## Problem
The entries below are to be reproduced exactly, with their pictures omitted.

## Component data from apps and pages

*** Block opens ***

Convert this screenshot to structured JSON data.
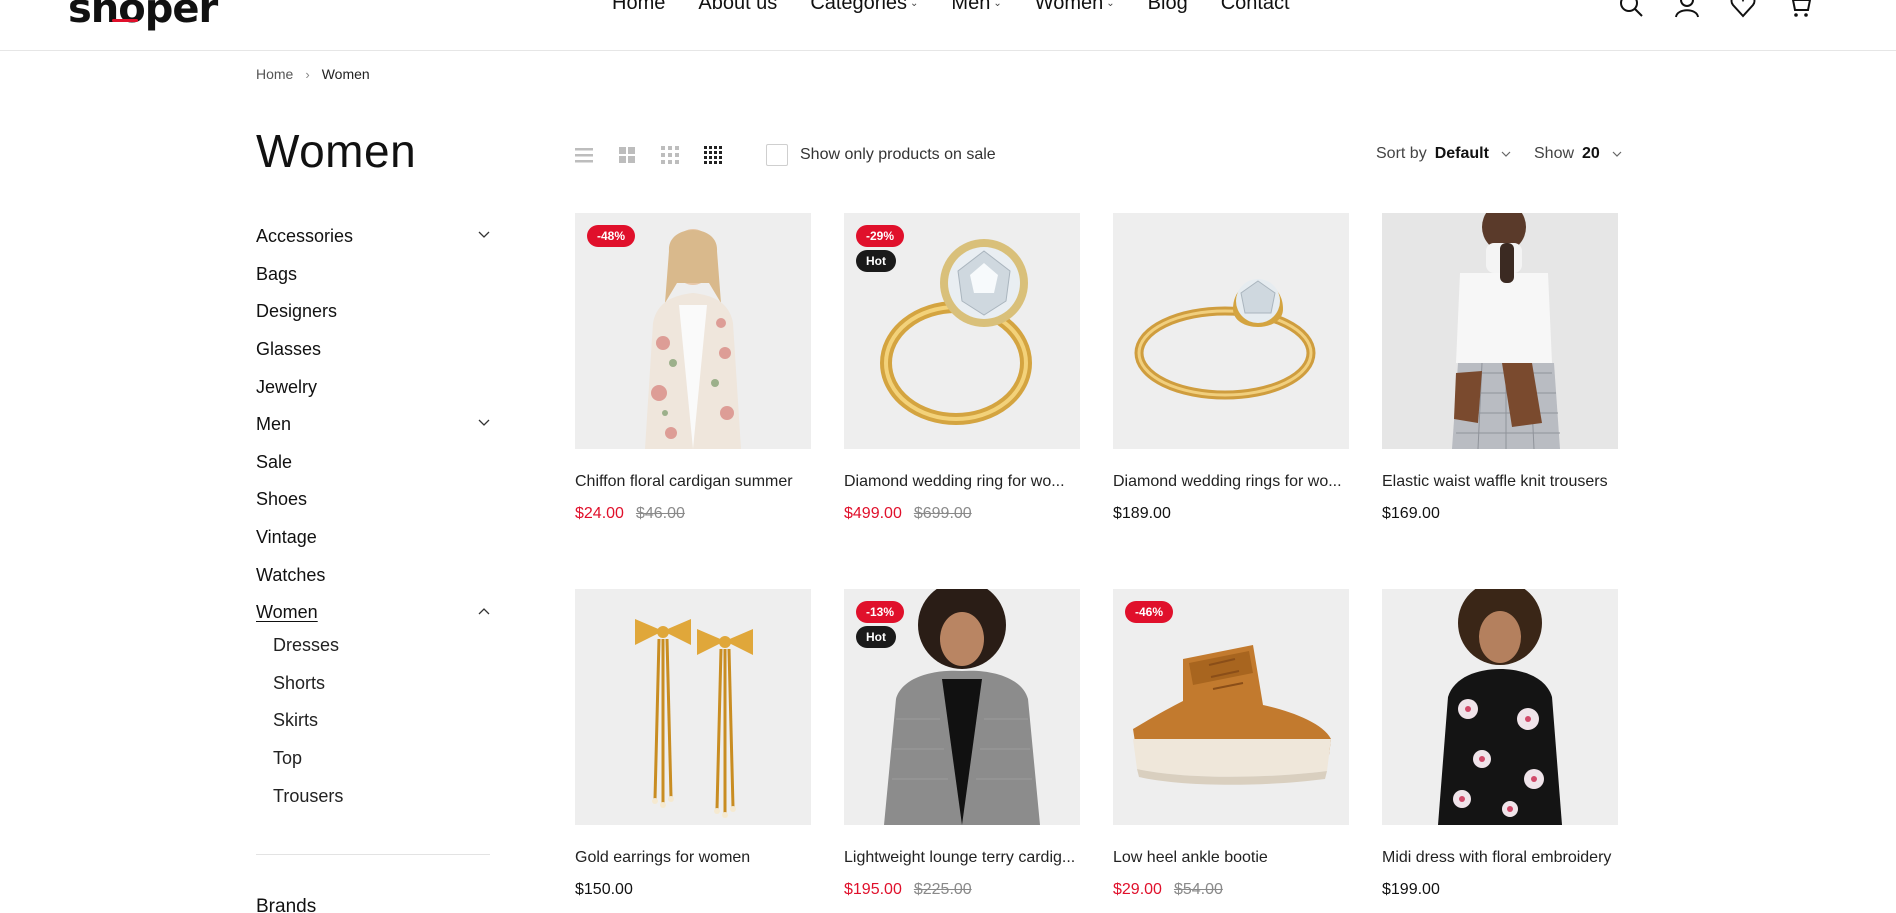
{
  "header": {
    "logo": "shoper",
    "nav": [
      {
        "label": "Home",
        "has_dropdown": false
      },
      {
        "label": "About us",
        "has_dropdown": false
      },
      {
        "label": "Categories",
        "has_dropdown": true
      },
      {
        "label": "Men",
        "has_dropdown": true
      },
      {
        "label": "Women",
        "has_dropdown": true
      },
      {
        "label": "Blog",
        "has_dropdown": false
      },
      {
        "label": "Contact",
        "has_dropdown": false
      }
    ],
    "icons": [
      "search-icon",
      "user-icon",
      "heart-icon",
      "cart-icon"
    ]
  },
  "breadcrumb": {
    "home": "Home",
    "separator": "›",
    "current": "Women"
  },
  "sidebar": {
    "title": "Women",
    "categories": [
      {
        "label": "Accessories",
        "chevron": "down"
      },
      {
        "label": "Bags",
        "chevron": ""
      },
      {
        "label": "Designers",
        "chevron": ""
      },
      {
        "label": "Glasses",
        "chevron": ""
      },
      {
        "label": "Jewelry",
        "chevron": ""
      },
      {
        "label": "Men",
        "chevron": "down"
      },
      {
        "label": "Sale",
        "chevron": ""
      },
      {
        "label": "Shoes",
        "chevron": ""
      },
      {
        "label": "Vintage",
        "chevron": ""
      },
      {
        "label": "Watches",
        "chevron": ""
      },
      {
        "label": "Women",
        "chevron": "up",
        "active": true
      }
    ],
    "subcategories": [
      "Dresses",
      "Shorts",
      "Skirts",
      "Top",
      "Trousers"
    ],
    "brands_title": "Brands"
  },
  "toolbar": {
    "sale_only_label": "Show only products on sale",
    "sale_only_checked": false,
    "sort_label": "Sort by",
    "sort_value": "Default",
    "show_label": "Show",
    "show_value": "20"
  },
  "colors": {
    "accent": "#e0102b",
    "hot_badge": "#1a1a1a",
    "image_bg": "#efefef"
  },
  "products": [
    {
      "name": "Chiffon floral cardigan summer",
      "price": "$24.00",
      "old_price": "$46.00",
      "sale_badge": "-48%",
      "hot_badge": ""
    },
    {
      "name": "Diamond wedding ring for wo...",
      "price": "$499.00",
      "old_price": "$699.00",
      "sale_badge": "-29%",
      "hot_badge": "Hot"
    },
    {
      "name": "Diamond wedding rings for wo...",
      "price": "$189.00",
      "old_price": "",
      "sale_badge": "",
      "hot_badge": ""
    },
    {
      "name": "Elastic waist waffle knit trousers",
      "price": "$169.00",
      "old_price": "",
      "sale_badge": "",
      "hot_badge": ""
    },
    {
      "name": "Gold earrings for women",
      "price": "$150.00",
      "old_price": "",
      "sale_badge": "",
      "hot_badge": ""
    },
    {
      "name": "Lightweight lounge terry cardig...",
      "price": "$195.00",
      "old_price": "$225.00",
      "sale_badge": "-13%",
      "hot_badge": "Hot"
    },
    {
      "name": "Low heel ankle bootie",
      "price": "$29.00",
      "old_price": "$54.00",
      "sale_badge": "-46%",
      "hot_badge": ""
    },
    {
      "name": "Midi dress with floral embroidery",
      "price": "$199.00",
      "old_price": "",
      "sale_badge": "",
      "hot_badge": ""
    }
  ]
}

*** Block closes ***

## Exercise answer
Convert this screenshot to structured JSON data.
{
  "header": {
    "logo": "shoper",
    "nav": [
      {
        "label": "Home",
        "has_dropdown": false
      },
      {
        "label": "About us",
        "has_dropdown": false
      },
      {
        "label": "Categories",
        "has_dropdown": true
      },
      {
        "label": "Men",
        "has_dropdown": true
      },
      {
        "label": "Women",
        "has_dropdown": true
      },
      {
        "label": "Blog",
        "has_dropdown": false
      },
      {
        "label": "Contact",
        "has_dropdown": false
      }
    ],
    "icons": [
      "search-icon",
      "user-icon",
      "heart-icon",
      "cart-icon"
    ]
  },
  "breadcrumb": {
    "home": "Home",
    "separator": "›",
    "current": "Women"
  },
  "sidebar": {
    "title": "Women",
    "categories": [
      {
        "label": "Accessories",
        "chevron": "down"
      },
      {
        "label": "Bags",
        "chevron": ""
      },
      {
        "label": "Designers",
        "chevron": ""
      },
      {
        "label": "Glasses",
        "chevron": ""
      },
      {
        "label": "Jewelry",
        "chevron": ""
      },
      {
        "label": "Men",
        "chevron": "down"
      },
      {
        "label": "Sale",
        "chevron": ""
      },
      {
        "label": "Shoes",
        "chevron": ""
      },
      {
        "label": "Vintage",
        "chevron": ""
      },
      {
        "label": "Watches",
        "chevron": ""
      },
      {
        "label": "Women",
        "chevron": "up",
        "active": true
      }
    ],
    "subcategories": [
      "Dresses",
      "Shorts",
      "Skirts",
      "Top",
      "Trousers"
    ],
    "brands_title": "Brands"
  },
  "toolbar": {
    "sale_only_label": "Show only products on sale",
    "sale_only_checked": false,
    "sort_label": "Sort by",
    "sort_value": "Default",
    "show_label": "Show",
    "show_value": "20"
  },
  "colors": {
    "accent": "#e0102b",
    "hot_badge": "#1a1a1a",
    "image_bg": "#efefef"
  },
  "products": [
    {
      "name": "Chiffon floral cardigan summer",
      "price": "$24.00",
      "old_price": "$46.00",
      "sale_badge": "-48%",
      "hot_badge": ""
    },
    {
      "name": "Diamond wedding ring for wo...",
      "price": "$499.00",
      "old_price": "$699.00",
      "sale_badge": "-29%",
      "hot_badge": "Hot"
    },
    {
      "name": "Diamond wedding rings for wo...",
      "price": "$189.00",
      "old_price": "",
      "sale_badge": "",
      "hot_badge": ""
    },
    {
      "name": "Elastic waist waffle knit trousers",
      "price": "$169.00",
      "old_price": "",
      "sale_badge": "",
      "hot_badge": ""
    },
    {
      "name": "Gold earrings for women",
      "price": "$150.00",
      "old_price": "",
      "sale_badge": "",
      "hot_badge": ""
    },
    {
      "name": "Lightweight lounge terry cardig...",
      "price": "$195.00",
      "old_price": "$225.00",
      "sale_badge": "-13%",
      "hot_badge": "Hot"
    },
    {
      "name": "Low heel ankle bootie",
      "price": "$29.00",
      "old_price": "$54.00",
      "sale_badge": "-46%",
      "hot_badge": ""
    },
    {
      "name": "Midi dress with floral embroidery",
      "price": "$199.00",
      "old_price": "",
      "sale_badge": "",
      "hot_badge": ""
    }
  ]
}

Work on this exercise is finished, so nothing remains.